April 26, 2021: The bright morning moon is in the west-southwest before sunrise. Jupiter and Saturn are in the southeast at about one hour before sunrise. Both planets are slowly moving eastward compared to the sidereal background.
by Jeffrey L. Hunt
Chicago, Illinois: Sunrise, 5:54 a.m. CDT; Sunset, 7:44 p.m. CDT. Check local sources for sunrise and sunset times for your location.
This morning the bright moon is about 10° up in the west-southwest. It is 5.0° above Spica. Bright Jupiter is farther east, over 15° above the southeast horizon. The Jovian Giant is trekking eastward in Aquarius.
With a binocular, watch Jupiter’s place change from morning to morning. This morning, the planet is 4.2° to the upper left of Deneb Algiedi, “the kid’s tail,” (δ Cap on the chart), 1.5° to the lower left of Mu Capricorni (μ Cap), and 1.9° to the upper right of Iota Aquarii (ι Aqr).
Saturn is dimmer than Jupiter, but it is brighter than all the other stars in the region. The Ringed Wonder is 14.7° to the upper right of Jupiter.
Saturn rises over 3 hours before sunrise and 40 minutes before Jupiter. By one hour before sunrise, the planet is nearly 20° up in the southeast.
Saturn is gently moving eastward. Each morning, note its place compared to the star Theta Capricorni (θ Cap).
Detailed Note: One hour before sunrise, the moon (14.3d, 99%) is 5.0° above Spica. The lunar orb is 9.6° up in the west-southwest. Farther eastward, Jupiter is 15.4° up in the southeast. Use a binocular to spot the starfield. The Jovian Giant is 4.2° to the left of Deneb Algiedi,1.5° to the lower left of μ Cap, and 1.9° to the upper right of ι Cap. The Jupiter – Saturn gap is 14.7°. Saturn is to the upper right of Jupiter and 1.2° to the upper right of θ Cap. Venus continues to crawl into the evening sky. Find it over 3° above the west-northwest horizon at 20 minutes after sunset. Bright Mercury (m = −1.5) is 1.6° to the upper right of Venus. Can you see them without a binocular? By an hour after sunset, Mars is less than 40° in altitude above the west horizon. The planet is in Gemini, 1.8° to the upper right of 1 Gem and 2.8° to the right of Propus. The Red Planet is also 4.1° to the lower right of Tejat Posterior (μ Gem, m = 2.8). In this bright moonlight, use a binocular to spot the star cluster M35, 0.6° to the left of Mars. Farther east, the nearly Full moon (15.0d, 100%) is over 12° above the east-southeast horizon. The lunar orb is over 13° to the lower left Spica. The moon reaches its Full phase (Pink Moon) at 10:32 p.m. CDT.
Read more about the planets during April 2021.

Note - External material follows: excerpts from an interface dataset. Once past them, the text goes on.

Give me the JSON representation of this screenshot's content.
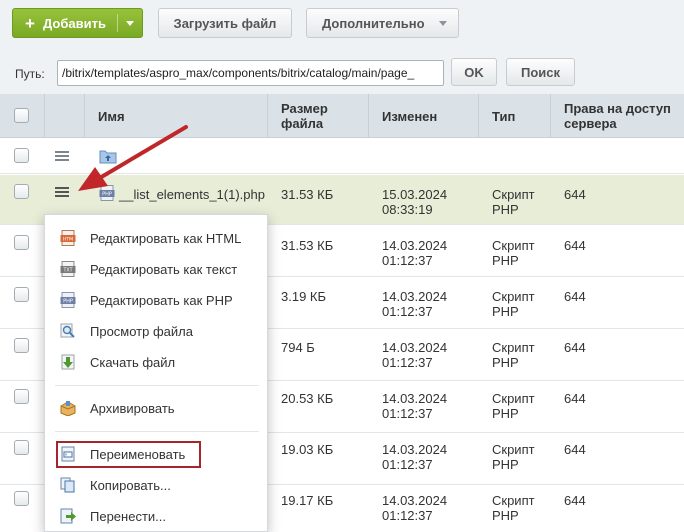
{
  "toolbar": {
    "add_label": "Добавить",
    "upload_label": "Загрузить файл",
    "more_label": "Дополнительно"
  },
  "pathbar": {
    "label": "Путь:",
    "value": "/bitrix/templates/aspro_max/components/bitrix/catalog/main/page_",
    "ok_label": "OK",
    "search_label": "Поиск"
  },
  "table": {
    "columns": {
      "name": "Имя",
      "size": "Размер файла",
      "modified": "Изменен",
      "type": "Тип",
      "rights": "Права на доступ сервера"
    },
    "rows": [
      {
        "name": "__list_elements_1(1).php",
        "size": "31.53 КБ",
        "date": "15.03.2024",
        "time": "08:33:19",
        "type1": "Скрипт",
        "type2": "PHP",
        "rights": "644"
      },
      {
        "name": "",
        "size": "31.53 КБ",
        "date": "14.03.2024",
        "time": "01:12:37",
        "type1": "Скрипт",
        "type2": "PHP",
        "rights": "644"
      },
      {
        "name": "",
        "size": "3.19 КБ",
        "date": "14.03.2024",
        "time": "01:12:37",
        "type1": "Скрипт",
        "type2": "PHP",
        "rights": "644"
      },
      {
        "name": "",
        "size": "794 Б",
        "date": "14.03.2024",
        "time": "01:12:37",
        "type1": "Скрипт",
        "type2": "PHP",
        "rights": "644"
      },
      {
        "name": "",
        "size": "20.53 КБ",
        "date": "14.03.2024",
        "time": "01:12:37",
        "type1": "Скрипт",
        "type2": "PHP",
        "rights": "644"
      },
      {
        "name": "",
        "size": "19.03 КБ",
        "date": "14.03.2024",
        "time": "01:12:37",
        "type1": "Скрипт",
        "type2": "PHP",
        "rights": "644"
      },
      {
        "name": "",
        "size": "19.17 КБ",
        "date": "14.03.2024",
        "time": "01:12:37",
        "type1": "Скрипт",
        "type2": "PHP",
        "rights": "644"
      }
    ]
  },
  "menu": {
    "items": [
      {
        "label": "Редактировать как HTML",
        "icon": "html-file-icon"
      },
      {
        "label": "Редактировать как текст",
        "icon": "txt-file-icon"
      },
      {
        "label": "Редактировать как PHP",
        "icon": "php-file-icon"
      },
      {
        "label": "Просмотр файла",
        "icon": "magnifier-icon"
      },
      {
        "label": "Скачать файл",
        "icon": "download-icon"
      },
      {
        "label": "Архивировать",
        "icon": "archive-box-icon"
      },
      {
        "label": "Переименовать",
        "icon": "rename-icon"
      },
      {
        "label": "Копировать...",
        "icon": "copy-icon"
      },
      {
        "label": "Перенести...",
        "icon": "move-icon"
      }
    ]
  },
  "colors": {
    "accent_green": "#7aa925",
    "header_bg": "#dbe2e7",
    "active_row": "#e8edd8",
    "arrow_red": "#c0262a",
    "highlight_frame": "#a4262c"
  }
}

October 23, 2021: This morning the bright moon is near the Pleiades star cluster. Mercury is making its best morning appearance. In the evening sky, Venus, Jupiter and Saturn are easy to spot.
October 22. 2021: Speedy Mercury is low in the east before sunrise. It is putting on its best morning performance of the year. Arcturus, in the east-northeast, is about the same altitude as Mercury.

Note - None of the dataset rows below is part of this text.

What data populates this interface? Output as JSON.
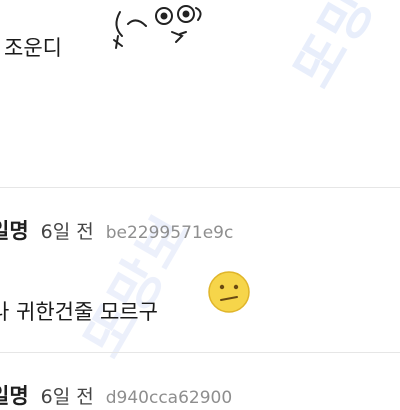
{
  "top_comment": {
    "text": "조운디"
  },
  "comments": [
    {
      "author": "일명",
      "time": "6일 전",
      "hash": "be2299571e9c",
      "text": "나 귀한건줄 모르구"
    },
    {
      "author": "일명",
      "time": "6일 전",
      "hash": "d940cca62900"
    }
  ],
  "watermark": "또망보",
  "colors": {
    "divider": "#e6e6e6",
    "hash": "#8e8e8e",
    "emoji": "#f6d54a"
  }
}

October 21-November 1, 2021: Brilliant Venus steps through Ophiuchus to the upper left of the star Antares in the southwest after sunset . Afterward, the planet steps farther eastward.
October 21, 2021: The bright moon is low in the west about an hour before sunrise. Mercury is in the east at about the same altitude as Arcturus. Venus, Saturn, and Jupiter shine from the evening sky.

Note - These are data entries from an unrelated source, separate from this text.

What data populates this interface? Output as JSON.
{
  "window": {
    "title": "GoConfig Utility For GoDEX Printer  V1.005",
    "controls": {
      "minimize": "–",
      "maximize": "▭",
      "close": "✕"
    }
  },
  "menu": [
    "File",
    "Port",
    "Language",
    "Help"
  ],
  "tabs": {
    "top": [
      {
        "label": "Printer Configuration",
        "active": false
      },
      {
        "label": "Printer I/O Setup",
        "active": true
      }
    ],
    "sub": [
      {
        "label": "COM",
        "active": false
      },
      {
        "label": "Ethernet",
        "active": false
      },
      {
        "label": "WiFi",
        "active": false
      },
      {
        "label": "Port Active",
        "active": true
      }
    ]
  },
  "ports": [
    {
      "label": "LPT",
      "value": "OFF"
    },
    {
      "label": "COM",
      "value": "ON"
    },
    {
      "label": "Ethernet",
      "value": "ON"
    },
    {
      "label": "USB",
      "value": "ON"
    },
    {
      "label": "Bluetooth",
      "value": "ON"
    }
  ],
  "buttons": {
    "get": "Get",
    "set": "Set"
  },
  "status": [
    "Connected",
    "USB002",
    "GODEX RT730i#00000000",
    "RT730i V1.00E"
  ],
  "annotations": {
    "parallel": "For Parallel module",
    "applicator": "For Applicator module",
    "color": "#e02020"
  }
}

December 18, 2021: This is the anticipated launch date of the James Webb Space Telescope, the largest and most sophisticated space telescope view the universe.